GIVEN INFORMATION:
======
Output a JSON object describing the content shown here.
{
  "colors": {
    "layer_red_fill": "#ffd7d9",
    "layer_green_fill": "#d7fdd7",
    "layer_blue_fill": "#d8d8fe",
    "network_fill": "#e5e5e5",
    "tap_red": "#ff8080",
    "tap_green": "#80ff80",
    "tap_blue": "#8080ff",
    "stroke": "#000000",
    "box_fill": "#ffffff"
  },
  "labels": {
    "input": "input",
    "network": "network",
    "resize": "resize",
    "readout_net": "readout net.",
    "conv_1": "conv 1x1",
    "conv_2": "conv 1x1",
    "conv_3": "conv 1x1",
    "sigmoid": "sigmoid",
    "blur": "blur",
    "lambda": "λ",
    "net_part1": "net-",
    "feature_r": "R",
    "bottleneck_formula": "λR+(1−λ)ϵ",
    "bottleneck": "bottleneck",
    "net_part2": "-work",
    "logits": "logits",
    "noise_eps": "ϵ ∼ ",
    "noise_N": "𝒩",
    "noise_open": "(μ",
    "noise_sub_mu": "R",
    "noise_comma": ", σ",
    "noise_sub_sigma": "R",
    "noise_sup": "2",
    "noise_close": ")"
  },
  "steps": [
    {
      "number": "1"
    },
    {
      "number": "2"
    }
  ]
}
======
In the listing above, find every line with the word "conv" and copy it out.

    "conv_1": "conv 1x1",
    "conv_2": "conv 1x1",
    "conv_3": "conv 1x1",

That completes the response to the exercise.